With data and artificial intelligence, wearables can hone in on specific problems and remove the guesswork from the equation. And in healthcare, getting to the root of a problem efficiently and effectively is everything.

It’s Already Happening Before Our Eyes

But enough about the future—the best thing about the potential of wearables is that it’s already being realized right now. At this year’s Consumer Electronics Show in Las Vegas, developers showcased their best efforts at adapting wearables to focus on healthcare.

Under Armour is partnering with an array of companies (Samsung, HOVR, JBL) to transform the running experience with its MapMyRun app. The collaboration lets runners see important details about their posture and weight distribution so they can not only improve their performance but prevent long-term health issues that come with incorrect running.

Welt used CES to debut its smart belt for business professionals. The belt is capable of tracking overeating, activity, and waist size; it can even nudge people out of their chairs if they’ve been sitting for too long or alert them that too many calories have been consumed.

The CES showroom floor was filled with examples like the above ones. And more than anything else, it’s a sign of the times—it’s inevitable that wearables will revolutionize healthcare.

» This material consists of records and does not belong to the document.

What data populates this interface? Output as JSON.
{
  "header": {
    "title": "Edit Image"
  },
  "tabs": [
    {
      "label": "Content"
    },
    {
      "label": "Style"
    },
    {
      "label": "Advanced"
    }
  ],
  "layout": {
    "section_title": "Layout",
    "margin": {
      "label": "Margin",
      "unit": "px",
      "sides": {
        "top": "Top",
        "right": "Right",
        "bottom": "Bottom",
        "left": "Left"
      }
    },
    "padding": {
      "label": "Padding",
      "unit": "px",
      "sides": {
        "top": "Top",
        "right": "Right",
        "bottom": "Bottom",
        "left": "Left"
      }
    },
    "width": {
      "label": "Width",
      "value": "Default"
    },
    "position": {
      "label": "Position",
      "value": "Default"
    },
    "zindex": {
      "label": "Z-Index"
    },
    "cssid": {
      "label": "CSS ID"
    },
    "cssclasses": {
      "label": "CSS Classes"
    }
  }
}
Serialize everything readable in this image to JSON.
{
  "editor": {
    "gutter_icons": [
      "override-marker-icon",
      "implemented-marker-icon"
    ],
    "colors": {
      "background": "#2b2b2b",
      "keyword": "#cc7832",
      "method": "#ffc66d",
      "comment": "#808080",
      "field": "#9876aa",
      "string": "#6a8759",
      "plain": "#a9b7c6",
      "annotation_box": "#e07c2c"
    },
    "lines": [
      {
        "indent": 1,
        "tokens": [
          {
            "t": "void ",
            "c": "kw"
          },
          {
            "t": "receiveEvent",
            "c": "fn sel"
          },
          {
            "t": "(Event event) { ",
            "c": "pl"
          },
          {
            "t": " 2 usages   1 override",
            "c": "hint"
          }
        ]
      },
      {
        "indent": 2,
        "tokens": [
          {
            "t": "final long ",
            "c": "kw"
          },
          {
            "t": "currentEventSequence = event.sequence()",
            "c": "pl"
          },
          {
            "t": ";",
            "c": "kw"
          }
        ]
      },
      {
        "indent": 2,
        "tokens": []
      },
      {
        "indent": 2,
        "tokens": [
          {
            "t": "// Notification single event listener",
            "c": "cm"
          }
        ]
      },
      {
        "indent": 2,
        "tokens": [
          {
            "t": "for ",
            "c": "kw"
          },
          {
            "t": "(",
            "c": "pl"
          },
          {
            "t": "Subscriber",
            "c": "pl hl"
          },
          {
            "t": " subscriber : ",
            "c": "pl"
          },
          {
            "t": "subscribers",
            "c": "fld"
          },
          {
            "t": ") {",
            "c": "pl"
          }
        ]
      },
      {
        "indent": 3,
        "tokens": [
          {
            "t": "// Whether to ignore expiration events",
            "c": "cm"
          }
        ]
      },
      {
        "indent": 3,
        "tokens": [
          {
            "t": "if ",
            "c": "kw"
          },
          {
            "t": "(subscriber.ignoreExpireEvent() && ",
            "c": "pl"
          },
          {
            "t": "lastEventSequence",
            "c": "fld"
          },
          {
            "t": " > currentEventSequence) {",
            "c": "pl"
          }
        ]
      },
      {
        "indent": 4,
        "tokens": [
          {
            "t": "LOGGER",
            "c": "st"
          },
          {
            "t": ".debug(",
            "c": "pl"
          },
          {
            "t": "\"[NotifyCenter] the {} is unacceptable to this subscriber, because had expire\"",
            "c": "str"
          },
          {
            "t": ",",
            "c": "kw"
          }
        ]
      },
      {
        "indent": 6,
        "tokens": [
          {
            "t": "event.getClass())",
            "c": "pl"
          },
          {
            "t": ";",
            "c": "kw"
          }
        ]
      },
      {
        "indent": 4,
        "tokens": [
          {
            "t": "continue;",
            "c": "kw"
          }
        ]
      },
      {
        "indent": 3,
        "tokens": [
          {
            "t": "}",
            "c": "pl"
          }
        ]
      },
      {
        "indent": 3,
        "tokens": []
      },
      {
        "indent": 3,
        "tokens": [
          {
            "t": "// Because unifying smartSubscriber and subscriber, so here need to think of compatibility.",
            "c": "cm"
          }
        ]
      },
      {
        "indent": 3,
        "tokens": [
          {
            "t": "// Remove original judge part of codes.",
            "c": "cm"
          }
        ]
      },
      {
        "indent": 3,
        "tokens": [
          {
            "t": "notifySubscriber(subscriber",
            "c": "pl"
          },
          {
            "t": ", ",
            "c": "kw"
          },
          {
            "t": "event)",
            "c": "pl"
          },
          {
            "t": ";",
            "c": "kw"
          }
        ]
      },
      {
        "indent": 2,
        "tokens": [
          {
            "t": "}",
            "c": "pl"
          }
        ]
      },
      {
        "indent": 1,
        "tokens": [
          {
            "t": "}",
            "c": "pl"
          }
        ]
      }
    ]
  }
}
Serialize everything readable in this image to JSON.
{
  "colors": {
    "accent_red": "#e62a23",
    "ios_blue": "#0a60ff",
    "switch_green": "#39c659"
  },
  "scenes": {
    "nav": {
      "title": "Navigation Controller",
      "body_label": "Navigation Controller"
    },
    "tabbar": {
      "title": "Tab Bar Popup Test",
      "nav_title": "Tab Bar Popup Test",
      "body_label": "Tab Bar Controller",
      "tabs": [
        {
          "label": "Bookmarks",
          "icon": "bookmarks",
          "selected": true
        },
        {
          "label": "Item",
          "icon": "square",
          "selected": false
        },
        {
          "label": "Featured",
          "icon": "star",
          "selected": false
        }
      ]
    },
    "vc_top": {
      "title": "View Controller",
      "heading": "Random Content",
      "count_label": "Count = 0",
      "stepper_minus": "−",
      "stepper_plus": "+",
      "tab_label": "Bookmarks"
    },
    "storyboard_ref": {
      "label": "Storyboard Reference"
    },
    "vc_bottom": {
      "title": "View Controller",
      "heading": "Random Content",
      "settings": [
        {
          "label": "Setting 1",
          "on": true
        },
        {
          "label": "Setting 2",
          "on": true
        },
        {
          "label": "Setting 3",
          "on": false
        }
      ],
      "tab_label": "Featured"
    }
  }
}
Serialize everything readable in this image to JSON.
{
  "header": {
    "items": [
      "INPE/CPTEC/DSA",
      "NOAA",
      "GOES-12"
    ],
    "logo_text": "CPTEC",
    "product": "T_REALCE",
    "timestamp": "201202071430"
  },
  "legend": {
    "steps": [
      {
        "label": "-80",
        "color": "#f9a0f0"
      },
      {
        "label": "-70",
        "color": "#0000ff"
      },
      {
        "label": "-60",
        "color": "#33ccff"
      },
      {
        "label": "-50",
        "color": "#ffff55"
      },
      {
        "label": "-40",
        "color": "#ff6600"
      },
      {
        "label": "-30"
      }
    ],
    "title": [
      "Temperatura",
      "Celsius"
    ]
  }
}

Making the power of relevant health data accessible to all will transform the way we view our health much in the same way that Apple transformed the mobile phone market. And as in that example, once we see what’s possible, we’ll never be able to look back.

Tags: , , , , , , , , , , , , ,